The video takes place at night in a wasteland, complete with an unturned car. Back when this was made it probably seemed like a cool dystopian fantasy, but now there are parts of Christchurch that literally look like this. Chris also spends some time inside a munted car, and the band performs in the ruins of an old warehouse that looks like Detroit decay porn. The video is like a premonition of 21st century disasters.

There’s a lot of tiredness in this video. The song feels tired, the band looks tired, the environment seems to be on the verge of just collapsing, with the facade of civilisation being just too much effort.

It’s not a bad song – I should make that clear. In fact, it’s easily one of the Headless Chickens better songs. It’s just that the video seems to reveal more about the band than the song.

Best bit: the ruins of an old motherboard, kissing goodbye to computers.

Director: Jonathan King
Ngā Taonga Sound & Vision

Next… Jan’s furry friend.

Bic Runga “Sway”

1997-bic-runga-swayThe better known “Sway” video is the American version aka “Love Theme From American Pie”. It’s the black and white vid where Bic mooches over a shaggy-haired hipster called Jones who works in an Italian deli. As well as using a punchier mix of the song, that video largely focuses on Bic, introducing her to the international pop world. (Director Karen Lamond, Ngā Taonga Sound & Vision)

But before that, there was the locally made “Sway” video, directed by Joe Lonie. Shot in vivid colour, the video focuses on Bic playing with her band, both in a cool inner-city apartment and on stage at a bar. We also catch a glimpse of Bic frolicking on a west coast beach, shot like a home video.

Somehow Bic seems a lot older in this video than the American version. I think it’s down to her heavy makeup, bulky clothing and her older bandmates. In the other version, she’s a gamine pixie girl.

In the bar scenes, Bic and band play to a small crowd of slow-dancing couples. It feels like the end of an evening where everyone is a bit wasted and has fallen in the arms of whoever’s nearest.

In Bic Runga’s New Zealand pop career this was her third single, so it makes sense that the video would try something different from the “here’s Bic” of the previous two. But this video feels cluttered, like there are too many bit players filling up the screen. She’s still the star but is treated like one of many items of interest.

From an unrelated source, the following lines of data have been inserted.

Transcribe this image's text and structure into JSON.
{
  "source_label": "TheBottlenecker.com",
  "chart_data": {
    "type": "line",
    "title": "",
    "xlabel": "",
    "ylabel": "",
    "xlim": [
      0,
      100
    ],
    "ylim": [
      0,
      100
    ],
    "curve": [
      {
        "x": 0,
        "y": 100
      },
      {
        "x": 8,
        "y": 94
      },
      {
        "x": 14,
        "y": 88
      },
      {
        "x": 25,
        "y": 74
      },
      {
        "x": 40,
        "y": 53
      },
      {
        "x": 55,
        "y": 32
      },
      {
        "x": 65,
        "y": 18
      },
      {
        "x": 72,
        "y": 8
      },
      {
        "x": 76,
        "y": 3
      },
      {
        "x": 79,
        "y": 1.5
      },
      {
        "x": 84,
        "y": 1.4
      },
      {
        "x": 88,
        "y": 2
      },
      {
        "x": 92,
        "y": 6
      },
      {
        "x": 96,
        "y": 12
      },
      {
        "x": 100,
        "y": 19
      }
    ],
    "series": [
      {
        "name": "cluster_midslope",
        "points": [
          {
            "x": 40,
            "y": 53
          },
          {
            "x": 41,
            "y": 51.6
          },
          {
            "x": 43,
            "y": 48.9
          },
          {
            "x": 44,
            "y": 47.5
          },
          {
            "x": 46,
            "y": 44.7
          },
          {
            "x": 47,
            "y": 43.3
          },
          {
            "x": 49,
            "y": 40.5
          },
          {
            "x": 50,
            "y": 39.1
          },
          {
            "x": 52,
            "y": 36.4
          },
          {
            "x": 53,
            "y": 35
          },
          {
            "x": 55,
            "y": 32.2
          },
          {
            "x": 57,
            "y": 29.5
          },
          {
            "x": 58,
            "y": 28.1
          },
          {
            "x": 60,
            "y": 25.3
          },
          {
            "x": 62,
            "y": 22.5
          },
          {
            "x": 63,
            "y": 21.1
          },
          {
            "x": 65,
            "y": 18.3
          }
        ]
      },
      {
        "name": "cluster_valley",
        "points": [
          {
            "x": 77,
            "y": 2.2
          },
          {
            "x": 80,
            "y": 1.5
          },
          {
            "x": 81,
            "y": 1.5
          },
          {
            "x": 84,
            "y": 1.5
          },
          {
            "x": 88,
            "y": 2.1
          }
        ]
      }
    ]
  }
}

Best bit: Bic’s giant op shop jacket, the uniform of a good ’90s girl.

Director: Joe Lonie
Ngā Taonga Sound & Vision

Next… the ruins of modern civilisation.